There are two definitions for the word perimeter that I’ve heard frequently in the last year. The first and most obvious, a basketball term, is a description of the space beyond the foul circle. It’s a place where the game’s most talented shooters, when left unguarded, are the most lethal.
The other — the jagged circumference of a mole. Another place, albeit much smaller, when left unchecked that is also deadly.
During a routine skin check last year, my dermatologist stumbled upon a spot on my upper right bicep. It was roughly the size of a pencil eraser and looked normal enough, but somehow gave her pause. She took a scrape of the spot with a razor blade, sent it to a lab for a biopsy and assured me she didn’t think it’d require any further attention.

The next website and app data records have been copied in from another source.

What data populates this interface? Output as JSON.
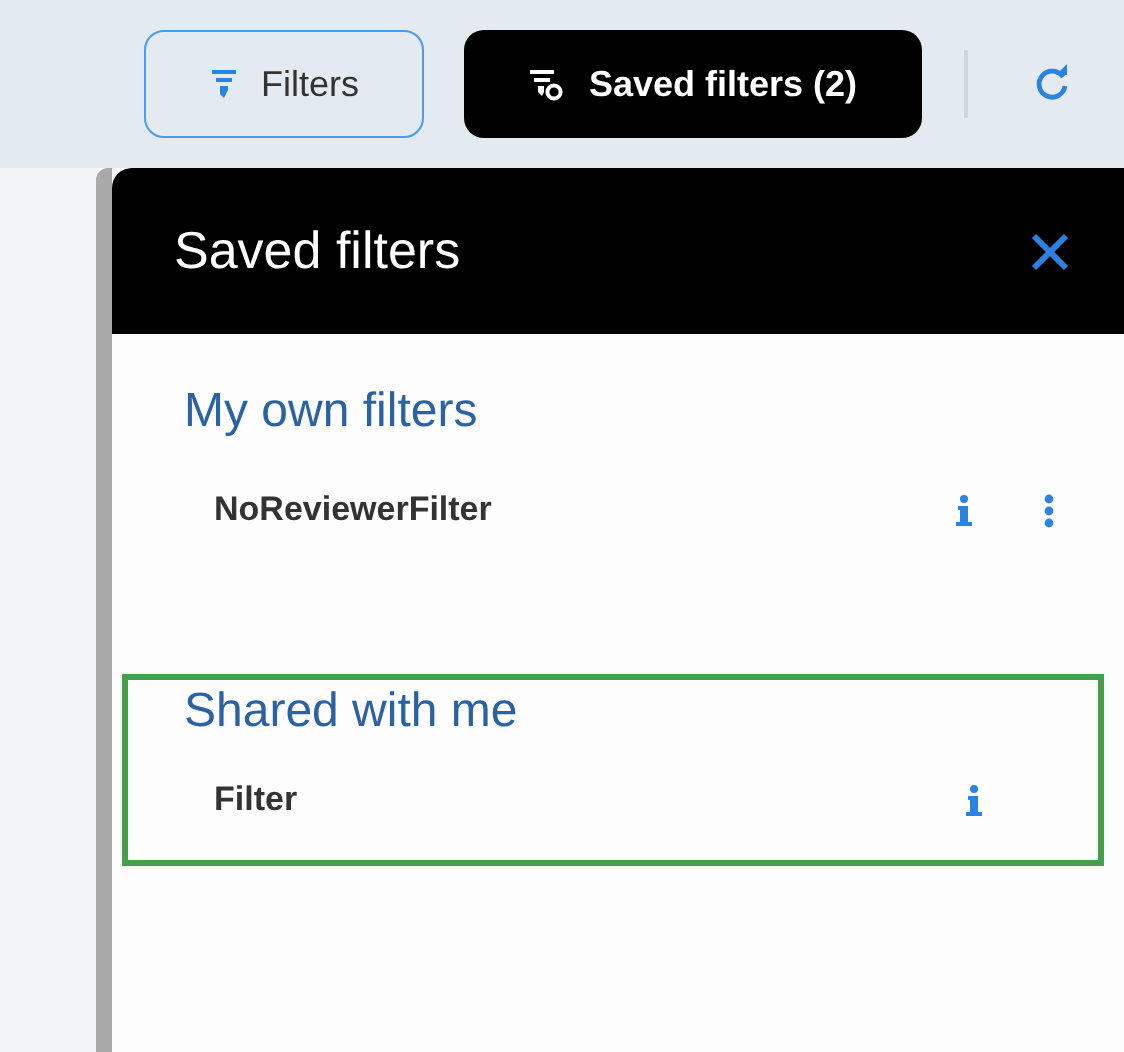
{
  "toolbar": {
    "filters_button": "Filters",
    "saved_filters_button": "Saved filters (2)"
  },
  "panel": {
    "title": "Saved filters",
    "sections": [
      {
        "title": "My own filters",
        "highlighted": false,
        "items": [
          {
            "name": "NoReviewerFilter",
            "has_menu": true
          }
        ]
      },
      {
        "title": "Shared with me",
        "highlighted": true,
        "items": [
          {
            "name": "Filter",
            "has_menu": false
          }
        ]
      }
    ]
  }
}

A few days later, I got a call from the dermatologist’s office. She was wrong. The biopsy came back as “severely dysplastic,” meaning that the mole was on the verge of becoming melanoma (though dermatologists tend to disagree about this — some consider it Stage 0 melanoma).
“You need to come back,” the receptionist said. “And you need to do it soon.”
I’d been through this before, having had a moderately dysplastic mole excised from my upper back a few years prior. I got the sense from the tone of her voice on the phone call, though, that this time would be different. There was more urgency.
The mole with its now-dangerous perimeter had to go.
About a week later, I took the morning off of work and settled into what looked like a dentist’s chair and waited.
After getting prodded about 12 times with a local anesthetic in a large needle (hey, they had to get through these massive biceps of mine somehow!), I had to wait again — this time for about 30 minutes for the anesthetic to spread.
There was nothing to do but watch as patches of my upper arm became white as the drug seeped in and took hold. The necessary needles, cautery tools and bandages sat on a rolling tray right at eye level — enough to cause a full-blown panic attack for the needle-averse (which, thankfully, I am not).
Finally, the doctor returned and thus began a 45-minute process of cutting my skin down to the subcutaneous fat layer and removing the abnormal tissue. How do I know that’s what he was doing? Because I could see him carving away in my peripheral vision. Again, not for the faint of heart.
Cut. Cauterize. Cut. Cauterize. Cut. Cauterize. The process felt like it took four hours. I felt no pain but I could feel the cold tugging of scalpel across skin. Smelling the burning of my own flesh was equally as unpleasant.
Some time later, I got sewed up like a broken doll with two rows of four stitches — one row buried underneath another on top.
The doctor packed my forearm full of bandages to cushion between the sutures and the giant bandage he applied before circling my upper arm with an Ace bandage.
I left with some ibuprofen, strict instructions to stay out of the sun and to apply Neosporin frequently. My arm throbbed for two days.
All that, I thought, for a little 3 cm cluster of pigmented cells.
Ten days later I returned to have the stitches removed. In its place, I sported a raised four-inch-long diagonal slash. What should have felt like a win — I’d gotten out ahead of something that kills nearly 1/7th of the 70,000 people it affects each year — felt more like a weight.
Fortunately, mine is more of a cautionary tale, at least for now, though the large scars across my back and upper right seem to indicate more of a fight than was necessary.
The weight came from knowing that I’ll have to return every year and hope that the sunscreen I’ve begun to use recently will ward off any future surgeries. It came from knowing that, more than likely, the damage is already done.
According to SkinCancer.com, the average person’s risk of developing melanoma doubles if he or she has had five sunburns in a lifetime, and increases your lifetime risk by 80 percent if those sunburns occur as a kid.
I’ve had summers — thank you, travel softball — where I’ve gotten five sunburns in a month. Blistering, lobster red sunburns. I used tanning beds frequently in high school to be tan for prom season or softball season or because it’s-the-dead-of-winter-and-this-feels-great-right-now season. I can’t change that now, and that’s what frustrates me most.
It could have been worse. But it could always be worse, too, and that’s what I worry about every time I schedule a yearly appointment.
I’m telling this story not to lecture, but because none of the warnings I read felt real until I lived it. Now those two scars remind me that I live it every single day. You might not have to. Go get a skin check. It’s 10 minutes that may save you 10 years.